-- Data for review follows --

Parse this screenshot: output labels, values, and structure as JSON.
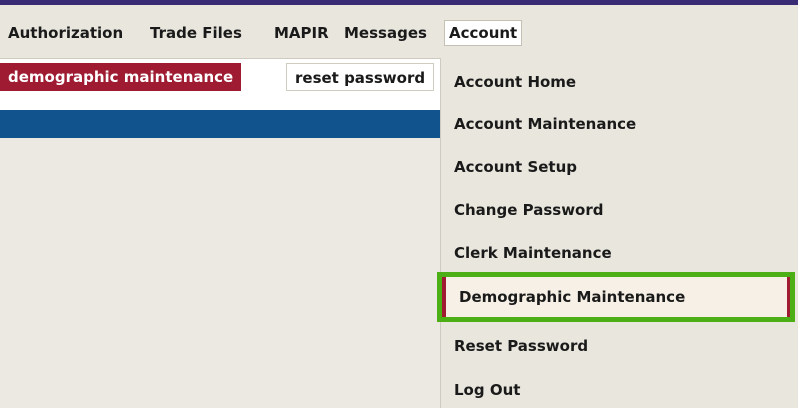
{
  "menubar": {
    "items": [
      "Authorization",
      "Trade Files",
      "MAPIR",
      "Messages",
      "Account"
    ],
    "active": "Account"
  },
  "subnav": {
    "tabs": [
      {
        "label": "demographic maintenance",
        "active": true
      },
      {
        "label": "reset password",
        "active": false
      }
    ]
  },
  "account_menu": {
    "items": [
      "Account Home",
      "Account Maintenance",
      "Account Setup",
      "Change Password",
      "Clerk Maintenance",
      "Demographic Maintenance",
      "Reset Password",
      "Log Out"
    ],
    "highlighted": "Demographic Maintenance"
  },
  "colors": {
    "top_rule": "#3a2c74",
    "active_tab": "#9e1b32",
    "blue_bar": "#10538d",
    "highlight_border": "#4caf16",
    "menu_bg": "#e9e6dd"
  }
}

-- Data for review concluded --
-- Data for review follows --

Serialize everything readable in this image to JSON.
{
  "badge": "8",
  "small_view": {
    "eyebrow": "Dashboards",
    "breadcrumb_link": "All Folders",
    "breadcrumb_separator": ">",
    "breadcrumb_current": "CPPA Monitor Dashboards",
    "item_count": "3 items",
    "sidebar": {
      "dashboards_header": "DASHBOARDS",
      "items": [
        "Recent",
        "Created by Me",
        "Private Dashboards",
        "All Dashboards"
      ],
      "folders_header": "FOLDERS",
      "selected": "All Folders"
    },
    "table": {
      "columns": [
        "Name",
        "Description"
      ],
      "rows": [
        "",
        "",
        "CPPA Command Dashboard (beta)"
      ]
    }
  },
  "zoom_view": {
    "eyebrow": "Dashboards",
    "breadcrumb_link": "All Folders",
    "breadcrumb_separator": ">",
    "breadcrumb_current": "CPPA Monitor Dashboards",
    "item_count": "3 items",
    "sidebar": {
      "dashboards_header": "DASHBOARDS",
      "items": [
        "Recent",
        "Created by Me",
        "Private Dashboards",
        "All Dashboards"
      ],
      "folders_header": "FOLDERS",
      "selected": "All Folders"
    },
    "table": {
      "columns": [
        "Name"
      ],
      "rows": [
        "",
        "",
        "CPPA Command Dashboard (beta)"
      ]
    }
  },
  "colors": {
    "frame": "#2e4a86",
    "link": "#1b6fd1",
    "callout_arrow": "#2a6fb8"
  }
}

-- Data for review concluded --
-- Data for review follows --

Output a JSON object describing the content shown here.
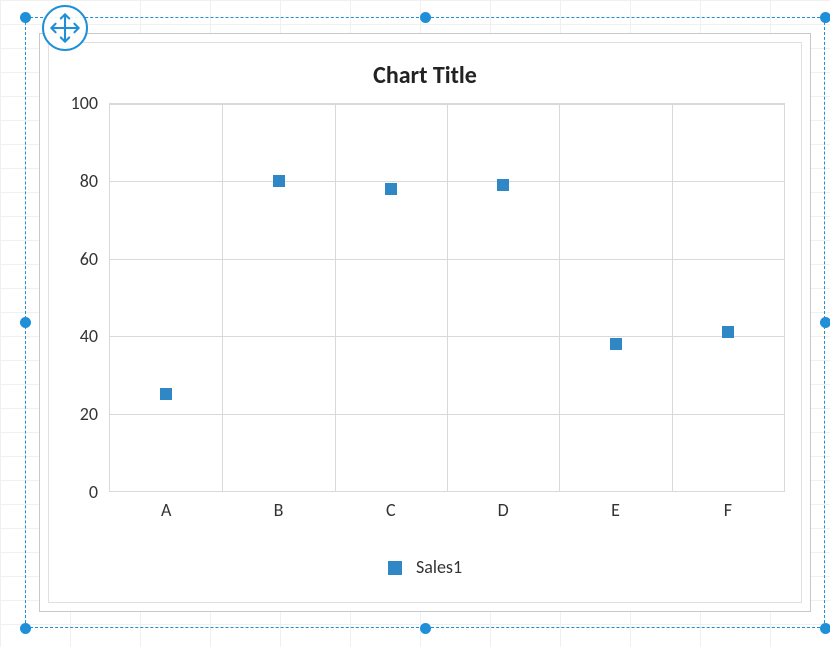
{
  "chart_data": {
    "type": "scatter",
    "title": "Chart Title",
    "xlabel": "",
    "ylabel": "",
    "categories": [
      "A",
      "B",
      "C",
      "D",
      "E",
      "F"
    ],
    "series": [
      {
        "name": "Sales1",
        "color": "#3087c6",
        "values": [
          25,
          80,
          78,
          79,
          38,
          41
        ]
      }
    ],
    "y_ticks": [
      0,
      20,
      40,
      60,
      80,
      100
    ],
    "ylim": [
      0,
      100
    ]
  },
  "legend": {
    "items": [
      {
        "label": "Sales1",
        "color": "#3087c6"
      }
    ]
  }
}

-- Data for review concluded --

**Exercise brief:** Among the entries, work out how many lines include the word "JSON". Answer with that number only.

**Output below:** 3